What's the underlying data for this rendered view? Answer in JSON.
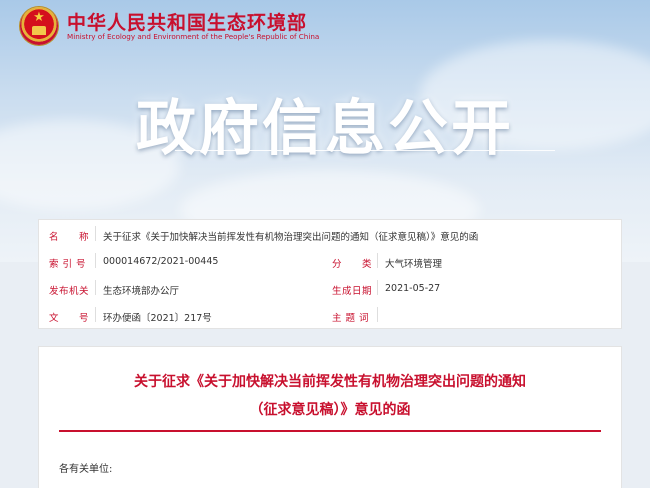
{
  "header": {
    "ministry_cn": "中华人民共和国生态环境部",
    "ministry_en": "Ministry of Ecology and Environment of the People's Republic of China",
    "banner_title": "政府信息公开"
  },
  "info_table": {
    "name_label": "名　　称",
    "name_value": "关于征求《关于加快解决当前挥发性有机物治理突出问题的通知（征求意见稿）》意见的函",
    "index_label": "索 引 号",
    "index_value": "000014672/2021-00445",
    "category_label": "分　　类",
    "category_value": "大气环境管理",
    "issuer_label": "发布机关",
    "issuer_value": "生态环境部办公厅",
    "date_label": "生成日期",
    "date_value": "2021-05-27",
    "docno_label": "文　　号",
    "docno_value": "环办便函〔2021〕217号",
    "subject_label": "主 题 词",
    "subject_value": ""
  },
  "article": {
    "title_line1": "关于征求《关于加快解决当前挥发性有机物治理突出问题的通知",
    "title_line2": "（征求意见稿）》意见的函",
    "salutation": "各有关单位:"
  },
  "colors": {
    "accent_red": "#c8102e",
    "banner_sky": "#a9c9e8"
  }
}
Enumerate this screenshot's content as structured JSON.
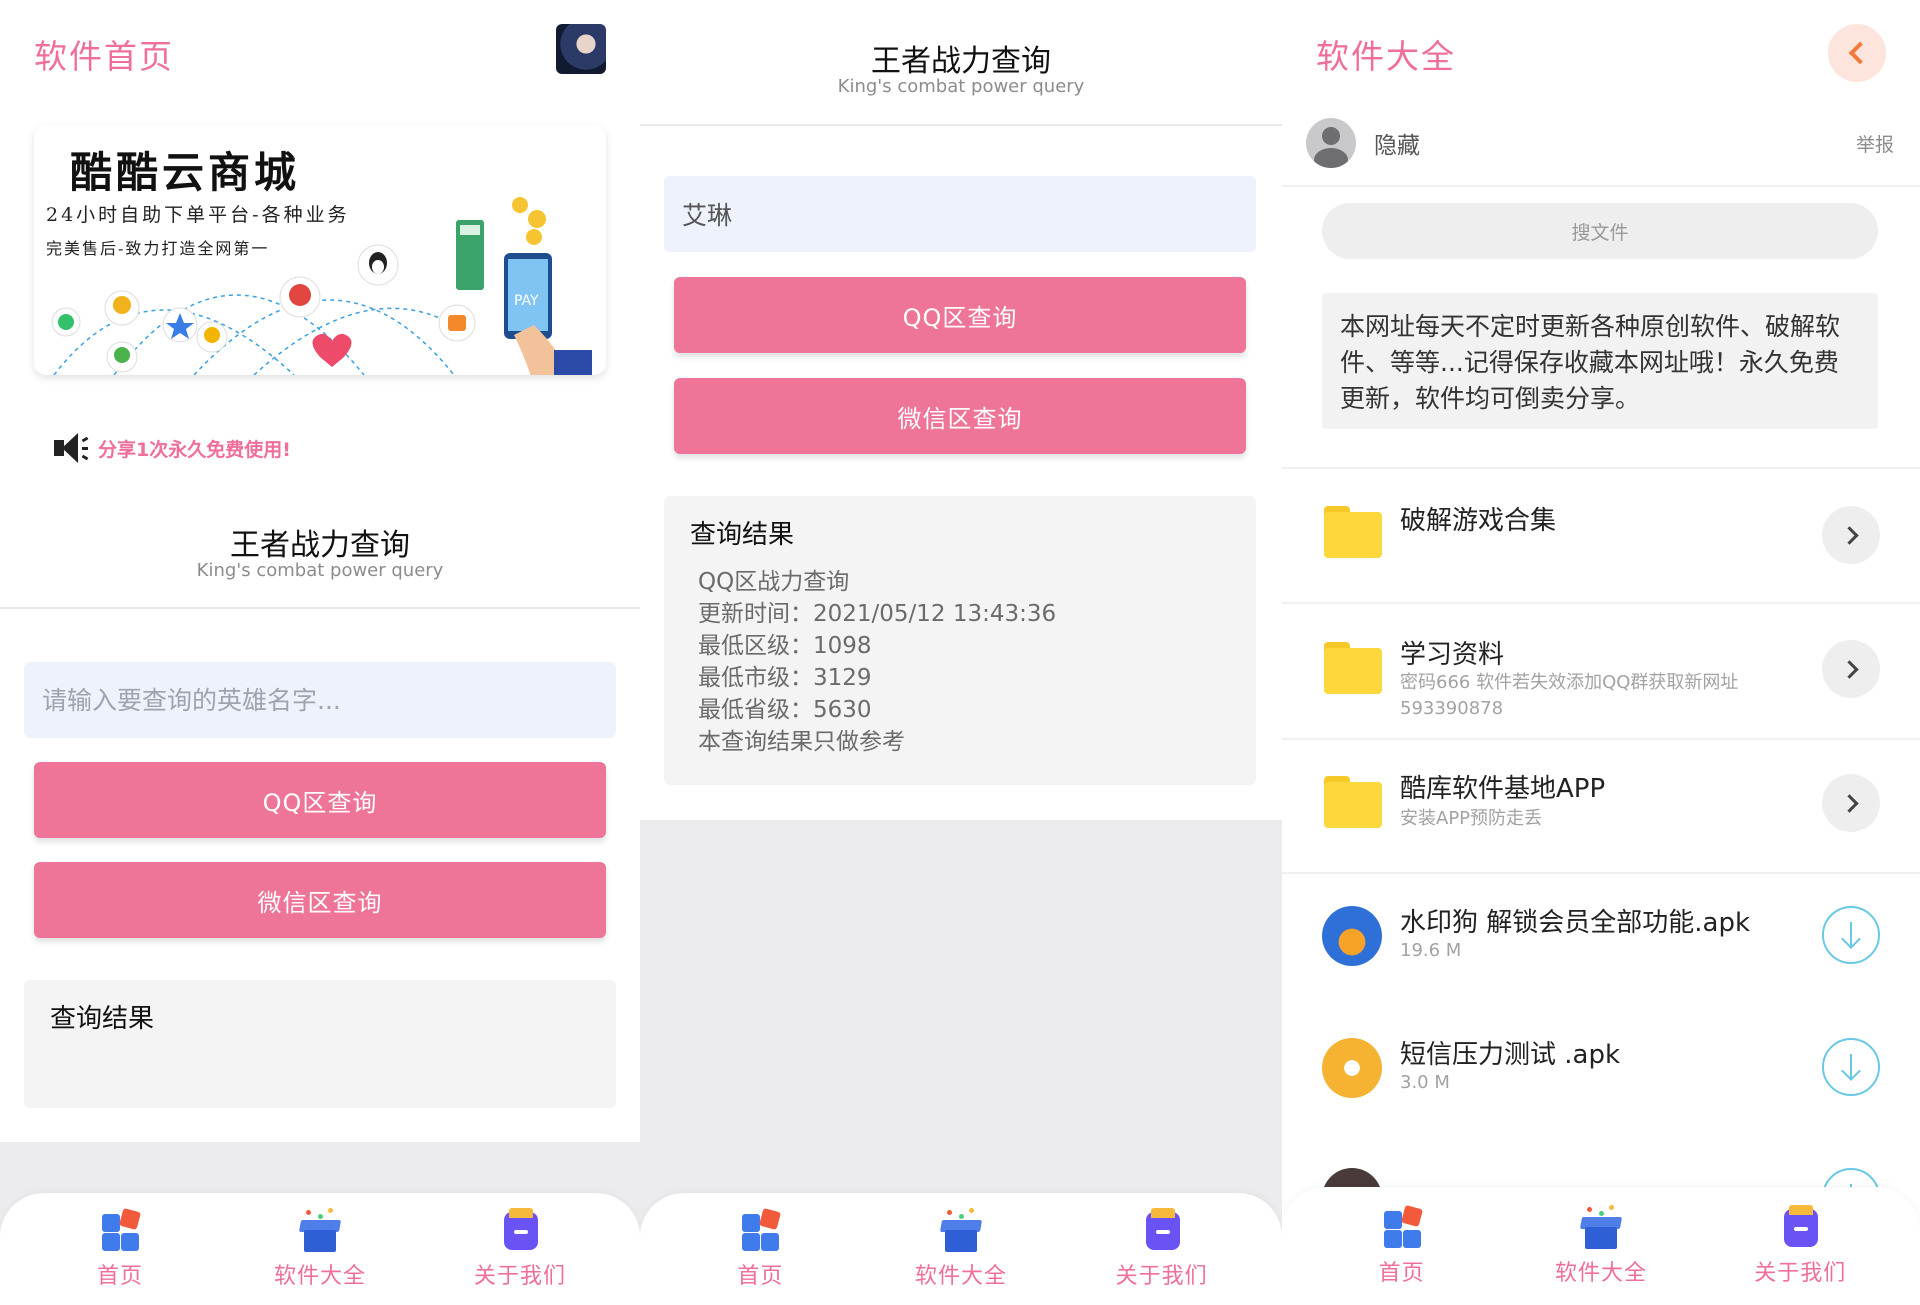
{
  "panel1": {
    "header_title": "软件首页",
    "banner": {
      "title": "酷酷云商城",
      "line1": "24小时自助下单平台-各种业务",
      "line2": "完美售后-致力打造全网第一"
    },
    "notice": "分享1次永久免费使用!",
    "section_title": "王者战力查询",
    "section_subtitle": "King's combat power query",
    "input_placeholder": "请输入要查询的英雄名字...",
    "qq_button": "QQ区查询",
    "wechat_button": "微信区查询",
    "result_title": "查询结果"
  },
  "panel2": {
    "header_title": "王者战力查询",
    "header_subtitle": "King's combat power query",
    "input_value": "艾琳",
    "qq_button": "QQ区查询",
    "wechat_button": "微信区查询",
    "result_title": "查询结果",
    "result_lines": [
      "QQ区战力查询",
      "更新时间：2021/05/12 13:43:36",
      "最低区级：1098",
      "最低市级：3129",
      "最低省级：5630",
      "本查询结果只做参考"
    ]
  },
  "panel3": {
    "header_title": "软件大全",
    "user_name": "隐藏",
    "report": "举报",
    "search": "搜文件",
    "info": "本网址每天不定时更新各种原创软件、破解软件、等等...记得保存收藏本网址哦！永久免费更新，软件均可倒卖分享。",
    "folders": [
      {
        "title": "破解游戏合集",
        "sub": ""
      },
      {
        "title": "学习资料",
        "sub": "密码666 软件若失效添加QQ群获取新网址593390878"
      },
      {
        "title": "酷库软件基地APP",
        "sub": "安装APP预防走丢"
      }
    ],
    "files": [
      {
        "title": "水印狗 解锁会员全部功能.apk",
        "size": "19.6 M"
      },
      {
        "title": "短信压力测试 .apk",
        "size": "3.0 M"
      }
    ]
  },
  "tabbar": {
    "home": "首页",
    "software": "软件大全",
    "about": "关于我们"
  },
  "colors": {
    "accent_pink": "#ef6f98",
    "button_pink": "#ef7598",
    "input_bg": "#eef2fc",
    "download_blue": "#69c8e3"
  }
}
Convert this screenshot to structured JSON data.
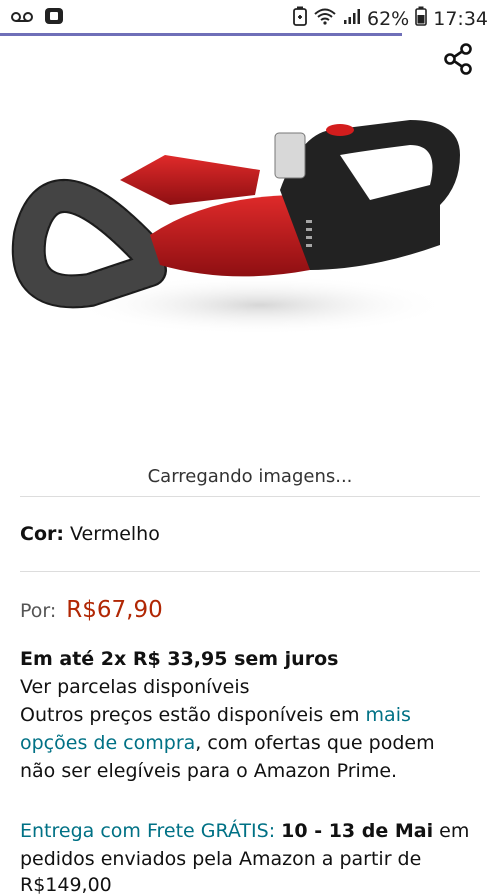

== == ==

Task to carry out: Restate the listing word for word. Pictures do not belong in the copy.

Completed exercise:
What's the underlying data for this rendered view? Answer in JSON.
{
  "header": {
    "ministry_cn": "中华人民共和国生态环境部",
    "ministry_en": "Ministry of Ecology and Environment of the People's Republic of China",
    "banner_title": "政府信息公开"
  },
  "info_table": {
    "name_label": "名　　称",
    "name_value": "关于征求《关于加快解决当前挥发性有机物治理突出问题的通知（征求意见稿）》意见的函",
    "index_label": "索 引 号",
    "index_value": "000014672/2021-00445",
    "category_label": "分　　类",
    "category_value": "大气环境管理",
    "issuer_label": "发布机关",
    "issuer_value": "生态环境部办公厅",
    "date_label": "生成日期",
    "date_value": "2021-05-27",
    "docno_label": "文　　号",
    "docno_value": "环办便函〔2021〕217号",
    "subject_label": "主 题 词",
    "subject_value": ""
  },
  "article": {
    "title_line1": "关于征求《关于加快解决当前挥发性有机物治理突出问题的通知",
    "title_line2": "（征求意见稿）》意见的函",
    "salutation": "各有关单位:"
  },
  "colors": {
    "accent_red": "#c8102e",
    "banner_sky": "#a9c9e8"
  }
}
Enumerate this screenshot's content as structured JSON.
{
  "panel1": {
    "header_title": "软件首页",
    "banner": {
      "title": "酷酷云商城",
      "line1": "24小时自助下单平台-各种业务",
      "line2": "完美售后-致力打造全网第一"
    },
    "notice": "分享1次永久免费使用!",
    "section_title": "王者战力查询",
    "section_subtitle": "King's combat power query",
    "input_placeholder": "请输入要查询的英雄名字...",
    "qq_button": "QQ区查询",
    "wechat_button": "微信区查询",
    "result_title": "查询结果"
  },
  "panel2": {
    "header_title": "王者战力查询",
    "header_subtitle": "King's combat power query",
    "input_value": "艾琳",
    "qq_button": "QQ区查询",
    "wechat_button": "微信区查询",
    "result_title": "查询结果",
    "result_lines": [
      "QQ区战力查询",
      "更新时间：2021/05/12 13:43:36",
      "最低区级：1098",
      "最低市级：3129",
      "最低省级：5630",
      "本查询结果只做参考"
    ]
  },
  "panel3": {
    "header_title": "软件大全",
    "user_name": "隐藏",
    "report": "举报",
    "search": "搜文件",
    "info": "本网址每天不定时更新各种原创软件、破解软件、等等...记得保存收藏本网址哦！永久免费更新，软件均可倒卖分享。",
    "folders": [
      {
        "title": "破解游戏合集",
        "sub": ""
      },
      {
        "title": "学习资料",
        "sub": "密码666 软件若失效添加QQ群获取新网址593390878"
      },
      {
        "title": "酷库软件基地APP",
        "sub": "安装APP预防走丢"
      }
    ],
    "files": [
      {
        "title": "水印狗 解锁会员全部功能.apk",
        "size": "19.6 M"
      },
      {
        "title": "短信压力测试 .apk",
        "size": "3.0 M"
      }
    ]
  },
  "tabbar": {
    "home": "首页",
    "software": "软件大全",
    "about": "关于我们"
  },
  "colors": {
    "accent_pink": "#ef6f98",
    "button_pink": "#ef7598",
    "input_bg": "#eef2fc",
    "download_blue": "#69c8e3"
  }
}
Convert this screenshot to structured JSON data.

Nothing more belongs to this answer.